Privacy rights, wrongs

As it stands now, the court is expected to strike a balance between the imperatives of privacy and security.

The Supreme Court has rightly agreed to hear together multiple public interest litigations pending in the Madras, Bombay and Madhya Pradesh high courts, calling for the linking of Aadhaar with social media accounts. There can be no room for conflicting rulings in a matter with international implications, which could inspire litigation or influence attitudes in other nations. Privacy is at stake here, and the Supreme Court is its most appropriate guardian, having clarified it and defined it as a guaranteed fundamental right in 2017. In its deliberations, the Court will no doubt be guided by that landmark judgement, which was celebrated, among others, by the Electronic Frontier Foundation, the pioneering digital civil liberties group.

As it stands now, the court is expected to strike a balance between the imperatives of privacy and security. Obviously, this is an impossible choice, since the right to privacy is fundamental and cannot be reduced under normal circumstances. By way of a parallel, the right to life is absolute until a death sentence is pronounced, and the right to liberty can be conditional only in a state of unrest or emergency. Logically, therefore, the question of striking a balance with an absolute right cannot arise under normal circumstances. It also involves a question of scale. Why is Aadhaar indispensable? Wouldn t the phone numbers associated with social media accounts suffice? They identify owners with complete accuracy, since sim cards are issued against identity documents. While the data security of Aadhaar remains so contested that it is not mandatory even for banking purposes, insistence on Aadhaar would simply invite more lawsuits.

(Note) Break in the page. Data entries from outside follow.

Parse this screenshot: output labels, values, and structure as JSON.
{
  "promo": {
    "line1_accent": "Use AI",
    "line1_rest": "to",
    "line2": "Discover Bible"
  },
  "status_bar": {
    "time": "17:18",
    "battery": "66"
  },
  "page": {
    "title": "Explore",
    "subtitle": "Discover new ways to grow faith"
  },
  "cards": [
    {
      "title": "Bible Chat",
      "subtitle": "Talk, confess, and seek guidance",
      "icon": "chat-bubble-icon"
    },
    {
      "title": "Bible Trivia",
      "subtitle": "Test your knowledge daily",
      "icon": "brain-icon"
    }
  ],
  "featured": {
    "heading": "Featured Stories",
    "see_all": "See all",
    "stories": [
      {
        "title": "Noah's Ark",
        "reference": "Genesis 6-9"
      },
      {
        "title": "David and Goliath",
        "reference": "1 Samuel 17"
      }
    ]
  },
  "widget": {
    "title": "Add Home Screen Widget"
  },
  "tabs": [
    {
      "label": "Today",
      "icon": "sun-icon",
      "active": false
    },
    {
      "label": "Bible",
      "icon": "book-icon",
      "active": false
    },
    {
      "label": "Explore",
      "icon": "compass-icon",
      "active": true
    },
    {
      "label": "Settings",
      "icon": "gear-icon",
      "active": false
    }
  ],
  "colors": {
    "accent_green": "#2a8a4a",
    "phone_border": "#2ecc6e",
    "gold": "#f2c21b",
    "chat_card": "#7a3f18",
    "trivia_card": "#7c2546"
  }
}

Death threats, criminal intimidation, smearing and stalking are commonplace in social media, and the dark satanic mills of rumour and fake news have the capacity to spark violence and conflict. But a technical solution would be as effective as legal remedy, without trespassing upon privacy. For instance, artificial intelligence can identify dubious content by textual analysis and flag it like spam or malware. And this week, Twitter proactively swept away Chinese accounts spreading disinformation about the Hong Kong protests. The Supreme Court has been admired for standing up for privacy. Now, it should mandate a technical solution, because it cannot possibly consider encroaching upon the very value that it upheld and protected.